§ **PROBLEM TO SOLVE**: Copy out the data exactly as it appears, without a single image.

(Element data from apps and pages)
-=-=-=-=-
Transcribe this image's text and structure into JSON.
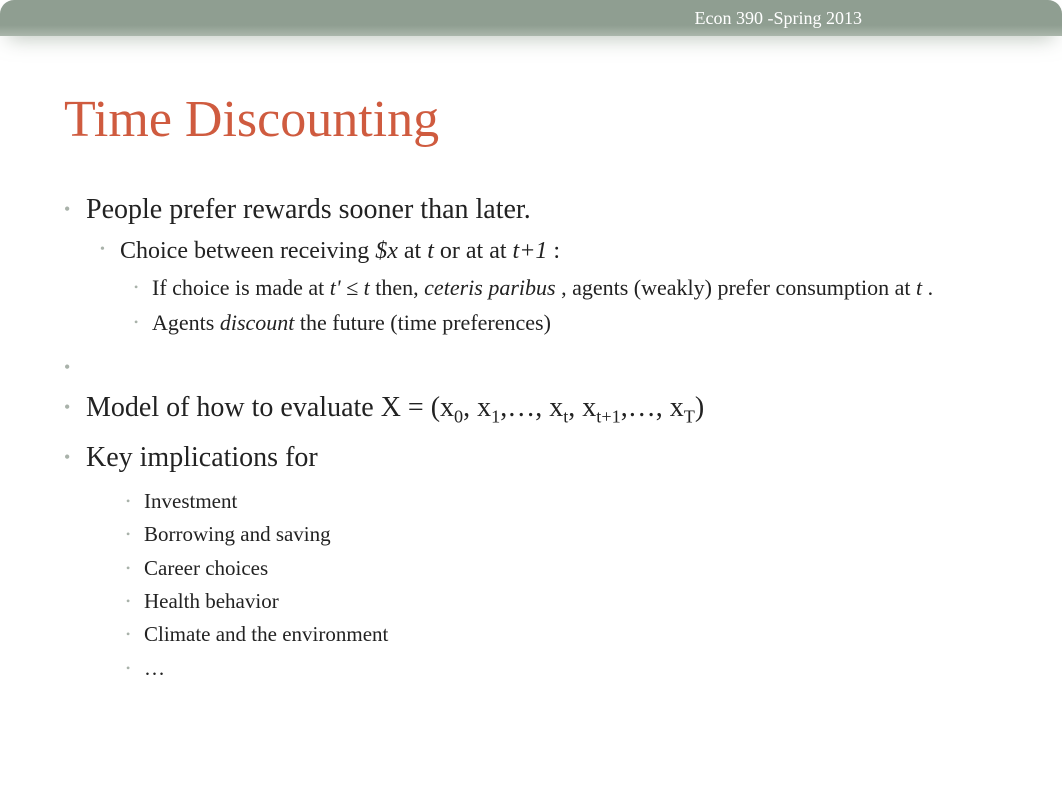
{
  "header": {
    "course": "Econ 390 -Spring 2013"
  },
  "title": "Time Discounting",
  "bullets": {
    "b1": "People prefer rewards sooner than later.",
    "b1_1_pre": "Choice between receiving ",
    "b1_1_x": "$x",
    "b1_1_at": " at ",
    "b1_1_t": "t",
    "b1_1_mid": " or at at ",
    "b1_1_t1": "t+1",
    "b1_1_colon": ":",
    "b1_1_1_a": "If choice is made at ",
    "b1_1_1_b": "t' ≤ t",
    "b1_1_1_c": " then, ",
    "b1_1_1_d": "ceteris paribus",
    "b1_1_1_e": ", agents (weakly) prefer consumption at ",
    "b1_1_1_f": "t",
    "b1_1_1_g": ".",
    "b1_1_2_a": "Agents ",
    "b1_1_2_b": "discount",
    "b1_1_2_c": " the future (time preferences)",
    "b2_a": "Model of how to evaluate ",
    "b2_b": "X = (x",
    "b2_s0": "0",
    "b2_c": ", x",
    "b2_s1": "1",
    "b2_d": ",…, x",
    "b2_st": "t",
    "b2_e": ", x",
    "b2_st1": "t+1",
    "b2_f": ",…, x",
    "b2_sT": "T",
    "b2_g": ")",
    "b3": "Key implications for",
    "b3_1": "Investment",
    "b3_2": "Borrowing and saving",
    "b3_3": "Career choices",
    "b3_4": "Health behavior",
    "b3_5": "Climate and the environment",
    "b3_6": "…"
  }
}
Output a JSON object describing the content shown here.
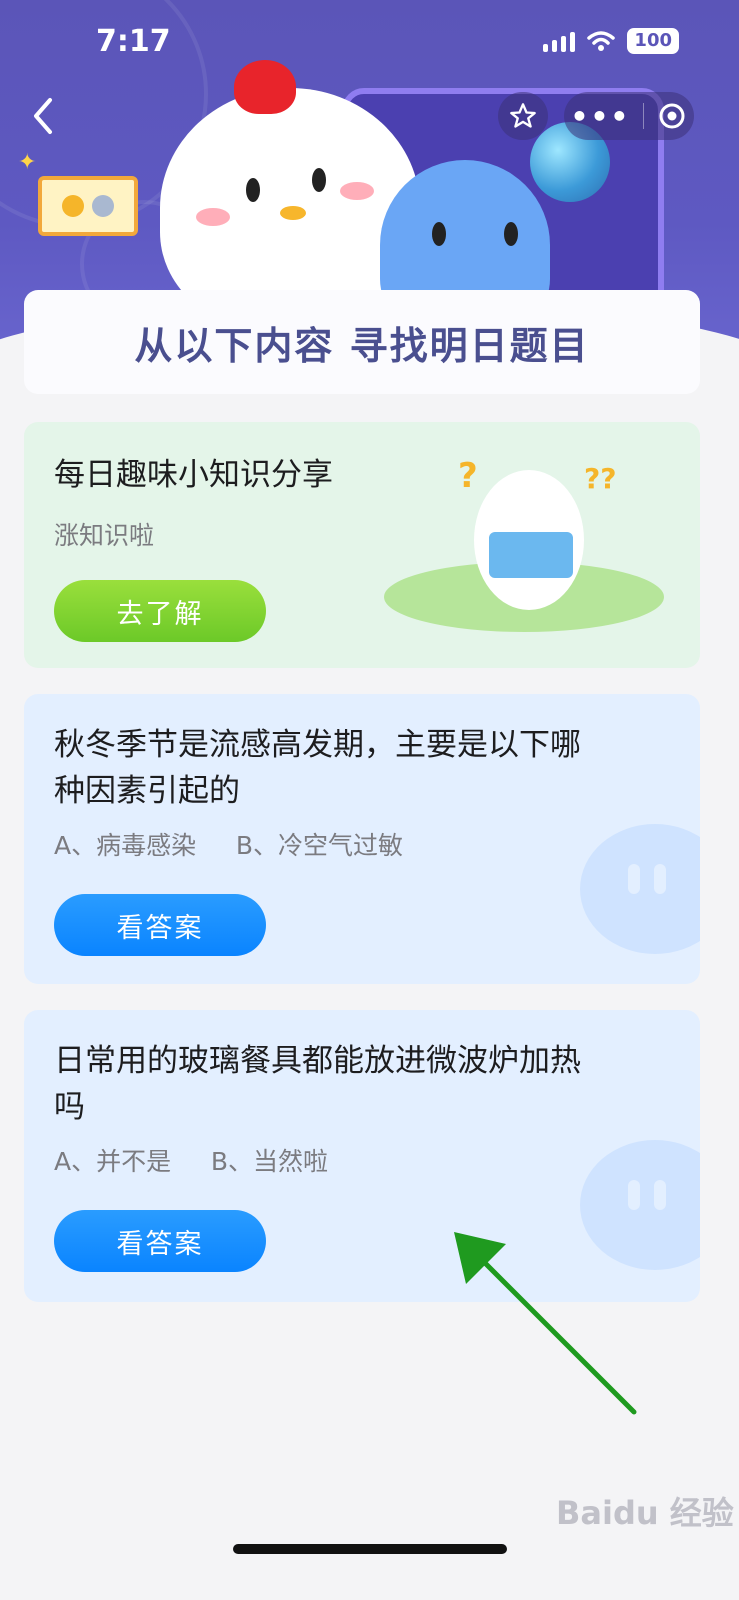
{
  "status_bar": {
    "time": "7:17",
    "battery": "100"
  },
  "header": {
    "title": "从以下内容 寻找明日题目"
  },
  "trivia_card": {
    "title": "每日趣味小知识分享",
    "subtitle": "涨知识啦",
    "button_label": "去了解"
  },
  "questions": [
    {
      "question": "秋冬季节是流感高发期，主要是以下哪种因素引起的",
      "line1": "秋冬季节是流感高发期，主要是以下哪",
      "line2": "种因素引起的",
      "options": "A、病毒感染     B、冷空气过敏",
      "button_label": "看答案"
    },
    {
      "question": "日常用的玻璃餐具都能放进微波炉加热吗",
      "line1": "日常用的玻璃餐具都能放进微波炉加热",
      "line2": "吗",
      "options": "A、并不是     B、当然啦",
      "button_label": "看答案"
    }
  ],
  "watermark": "Baidu 经验",
  "colors": {
    "banner": "#5b55b8",
    "green_button": "#6cc928",
    "blue_button": "#0a84ff",
    "arrow": "#1f9a1f"
  }
}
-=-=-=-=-
§ **TASK OUTPUT**:
Transcribe this image's text and structure into JSON.
{
  "header": {
    "course": "Econ 390 -Spring 2013"
  },
  "title": "Time Discounting",
  "bullets": {
    "b1": "People prefer rewards sooner than later.",
    "b1_1_pre": "Choice between receiving ",
    "b1_1_x": "$x",
    "b1_1_at": " at ",
    "b1_1_t": "t",
    "b1_1_mid": " or at at ",
    "b1_1_t1": "t+1",
    "b1_1_colon": ":",
    "b1_1_1_a": "If choice is made at ",
    "b1_1_1_b": "t' ≤ t",
    "b1_1_1_c": " then, ",
    "b1_1_1_d": "ceteris paribus",
    "b1_1_1_e": ", agents (weakly) prefer consumption at ",
    "b1_1_1_f": "t",
    "b1_1_1_g": ".",
    "b1_1_2_a": "Agents ",
    "b1_1_2_b": "discount",
    "b1_1_2_c": " the future (time preferences)",
    "b2_a": "Model of how to evaluate ",
    "b2_b": "X = (x",
    "b2_s0": "0",
    "b2_c": ", x",
    "b2_s1": "1",
    "b2_d": ",…, x",
    "b2_st": "t",
    "b2_e": ", x",
    "b2_st1": "t+1",
    "b2_f": ",…, x",
    "b2_sT": "T",
    "b2_g": ")",
    "b3": "Key implications for",
    "b3_1": "Investment",
    "b3_2": "Borrowing and saving",
    "b3_3": "Career choices",
    "b3_4": "Health behavior",
    "b3_5": "Climate and the environment",
    "b3_6": "…"
  }
}
Output a JSON object describing the content shown here.
{
  "status_bar": {
    "time": "7:17",
    "battery": "100"
  },
  "header": {
    "title": "从以下内容 寻找明日题目"
  },
  "trivia_card": {
    "title": "每日趣味小知识分享",
    "subtitle": "涨知识啦",
    "button_label": "去了解"
  },
  "questions": [
    {
      "question": "秋冬季节是流感高发期，主要是以下哪种因素引起的",
      "line1": "秋冬季节是流感高发期，主要是以下哪",
      "line2": "种因素引起的",
      "options": "A、病毒感染     B、冷空气过敏",
      "button_label": "看答案"
    },
    {
      "question": "日常用的玻璃餐具都能放进微波炉加热吗",
      "line1": "日常用的玻璃餐具都能放进微波炉加热",
      "line2": "吗",
      "options": "A、并不是     B、当然啦",
      "button_label": "看答案"
    }
  ],
  "watermark": "Baidu 经验",
  "colors": {
    "banner": "#5b55b8",
    "green_button": "#6cc928",
    "blue_button": "#0a84ff",
    "arrow": "#1f9a1f"
  }
}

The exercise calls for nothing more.